Exercise details:
Print every line of the data exactly as shown.

Items from an interface collection:
%%

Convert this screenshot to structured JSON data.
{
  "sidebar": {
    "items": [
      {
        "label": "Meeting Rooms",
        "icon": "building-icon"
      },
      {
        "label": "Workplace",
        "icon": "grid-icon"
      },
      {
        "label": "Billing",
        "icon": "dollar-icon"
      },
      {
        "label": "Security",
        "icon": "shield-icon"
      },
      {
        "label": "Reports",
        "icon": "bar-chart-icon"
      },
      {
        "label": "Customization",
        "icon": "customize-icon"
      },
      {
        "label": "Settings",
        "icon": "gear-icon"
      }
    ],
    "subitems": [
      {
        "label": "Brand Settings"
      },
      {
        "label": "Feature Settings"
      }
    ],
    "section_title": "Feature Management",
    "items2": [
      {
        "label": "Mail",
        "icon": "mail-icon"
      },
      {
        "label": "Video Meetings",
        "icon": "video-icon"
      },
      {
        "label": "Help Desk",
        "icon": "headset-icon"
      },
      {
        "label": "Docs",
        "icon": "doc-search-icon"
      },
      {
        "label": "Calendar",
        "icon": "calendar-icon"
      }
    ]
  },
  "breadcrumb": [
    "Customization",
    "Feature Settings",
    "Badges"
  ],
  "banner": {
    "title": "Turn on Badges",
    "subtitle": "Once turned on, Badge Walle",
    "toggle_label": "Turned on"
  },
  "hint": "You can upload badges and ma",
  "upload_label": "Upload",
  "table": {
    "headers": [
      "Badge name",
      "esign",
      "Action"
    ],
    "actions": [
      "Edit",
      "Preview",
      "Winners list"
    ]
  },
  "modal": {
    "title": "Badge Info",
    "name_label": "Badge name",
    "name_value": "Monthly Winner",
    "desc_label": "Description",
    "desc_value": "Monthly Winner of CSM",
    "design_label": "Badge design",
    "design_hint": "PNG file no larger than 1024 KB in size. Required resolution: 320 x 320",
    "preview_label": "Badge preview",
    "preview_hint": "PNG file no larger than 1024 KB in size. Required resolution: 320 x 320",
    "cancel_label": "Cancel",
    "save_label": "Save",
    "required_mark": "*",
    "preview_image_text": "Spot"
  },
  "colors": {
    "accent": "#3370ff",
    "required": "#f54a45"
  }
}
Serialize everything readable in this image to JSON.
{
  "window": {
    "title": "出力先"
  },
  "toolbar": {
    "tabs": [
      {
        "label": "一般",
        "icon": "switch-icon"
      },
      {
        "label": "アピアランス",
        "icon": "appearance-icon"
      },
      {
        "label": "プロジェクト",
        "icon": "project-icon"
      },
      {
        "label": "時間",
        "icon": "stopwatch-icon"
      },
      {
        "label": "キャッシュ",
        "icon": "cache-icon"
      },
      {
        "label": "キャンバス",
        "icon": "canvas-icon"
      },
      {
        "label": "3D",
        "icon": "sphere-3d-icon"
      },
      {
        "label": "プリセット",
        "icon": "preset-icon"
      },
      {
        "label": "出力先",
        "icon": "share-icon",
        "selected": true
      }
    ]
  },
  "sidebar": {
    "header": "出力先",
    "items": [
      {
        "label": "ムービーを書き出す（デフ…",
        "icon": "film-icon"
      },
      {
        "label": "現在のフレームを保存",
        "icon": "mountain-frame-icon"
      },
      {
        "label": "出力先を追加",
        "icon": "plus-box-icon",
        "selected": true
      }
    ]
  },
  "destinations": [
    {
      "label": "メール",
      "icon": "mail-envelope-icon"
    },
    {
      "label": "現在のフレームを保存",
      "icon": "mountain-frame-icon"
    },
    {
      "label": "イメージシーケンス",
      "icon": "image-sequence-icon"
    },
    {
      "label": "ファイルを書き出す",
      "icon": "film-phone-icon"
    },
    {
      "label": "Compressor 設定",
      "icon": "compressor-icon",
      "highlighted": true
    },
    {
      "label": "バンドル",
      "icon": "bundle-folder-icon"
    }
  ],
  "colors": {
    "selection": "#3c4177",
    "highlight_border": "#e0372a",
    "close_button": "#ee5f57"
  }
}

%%

Task answer:
Convert this screenshot to structured JSON data.
{
  "sidebar": {
    "items": [
      {
        "label": "Meeting Rooms",
        "icon": "building-icon"
      },
      {
        "label": "Workplace",
        "icon": "grid-icon"
      },
      {
        "label": "Billing",
        "icon": "dollar-icon"
      },
      {
        "label": "Security",
        "icon": "shield-icon"
      },
      {
        "label": "Reports",
        "icon": "bar-chart-icon"
      },
      {
        "label": "Customization",
        "icon": "customize-icon"
      },
      {
        "label": "Settings",
        "icon": "gear-icon"
      }
    ],
    "subitems": [
      {
        "label": "Brand Settings"
      },
      {
        "label": "Feature Settings"
      }
    ],
    "section_title": "Feature Management",
    "items2": [
      {
        "label": "Mail",
        "icon": "mail-icon"
      },
      {
        "label": "Video Meetings",
        "icon": "video-icon"
      },
      {
        "label": "Help Desk",
        "icon": "headset-icon"
      },
      {
        "label": "Docs",
        "icon": "doc-search-icon"
      },
      {
        "label": "Calendar",
        "icon": "calendar-icon"
      }
    ]
  },
  "breadcrumb": [
    "Customization",
    "Feature Settings",
    "Badges"
  ],
  "banner": {
    "title": "Turn on Badges",
    "subtitle": "Once turned on, Badge Walle",
    "toggle_label": "Turned on"
  },
  "hint": "You can upload badges and ma",
  "upload_label": "Upload",
  "table": {
    "headers": [
      "Badge name",
      "esign",
      "Action"
    ],
    "actions": [
      "Edit",
      "Preview",
      "Winners list"
    ]
  },
  "modal": {
    "title": "Badge Info",
    "name_label": "Badge name",
    "name_value": "Monthly Winner",
    "desc_label": "Description",
    "desc_value": "Monthly Winner of CSM",
    "design_label": "Badge design",
    "design_hint": "PNG file no larger than 1024 KB in size. Required resolution: 320 x 320",
    "preview_label": "Badge preview",
    "preview_hint": "PNG file no larger than 1024 KB in size. Required resolution: 320 x 320",
    "cancel_label": "Cancel",
    "save_label": "Save",
    "required_mark": "*",
    "preview_image_text": "Spot"
  },
  "colors": {
    "accent": "#3370ff",
    "required": "#f54a45"
  }
}
Serialize everything readable in this image to JSON.
{
  "window": {
    "title": "出力先"
  },
  "toolbar": {
    "tabs": [
      {
        "label": "一般",
        "icon": "switch-icon"
      },
      {
        "label": "アピアランス",
        "icon": "appearance-icon"
      },
      {
        "label": "プロジェクト",
        "icon": "project-icon"
      },
      {
        "label": "時間",
        "icon": "stopwatch-icon"
      },
      {
        "label": "キャッシュ",
        "icon": "cache-icon"
      },
      {
        "label": "キャンバス",
        "icon": "canvas-icon"
      },
      {
        "label": "3D",
        "icon": "sphere-3d-icon"
      },
      {
        "label": "プリセット",
        "icon": "preset-icon"
      },
      {
        "label": "出力先",
        "icon": "share-icon",
        "selected": true
      }
    ]
  },
  "sidebar": {
    "header": "出力先",
    "items": [
      {
        "label": "ムービーを書き出す（デフ…",
        "icon": "film-icon"
      },
      {
        "label": "現在のフレームを保存",
        "icon": "mountain-frame-icon"
      },
      {
        "label": "出力先を追加",
        "icon": "plus-box-icon",
        "selected": true
      }
    ]
  },
  "destinations": [
    {
      "label": "メール",
      "icon": "mail-envelope-icon"
    },
    {
      "label": "現在のフレームを保存",
      "icon": "mountain-frame-icon"
    },
    {
      "label": "イメージシーケンス",
      "icon": "image-sequence-icon"
    },
    {
      "label": "ファイルを書き出す",
      "icon": "film-phone-icon"
    },
    {
      "label": "Compressor 設定",
      "icon": "compressor-icon",
      "highlighted": true
    },
    {
      "label": "バンドル",
      "icon": "bundle-folder-icon"
    }
  ],
  "colors": {
    "selection": "#3c4177",
    "highlight_border": "#e0372a",
    "close_button": "#ee5f57"
  }
}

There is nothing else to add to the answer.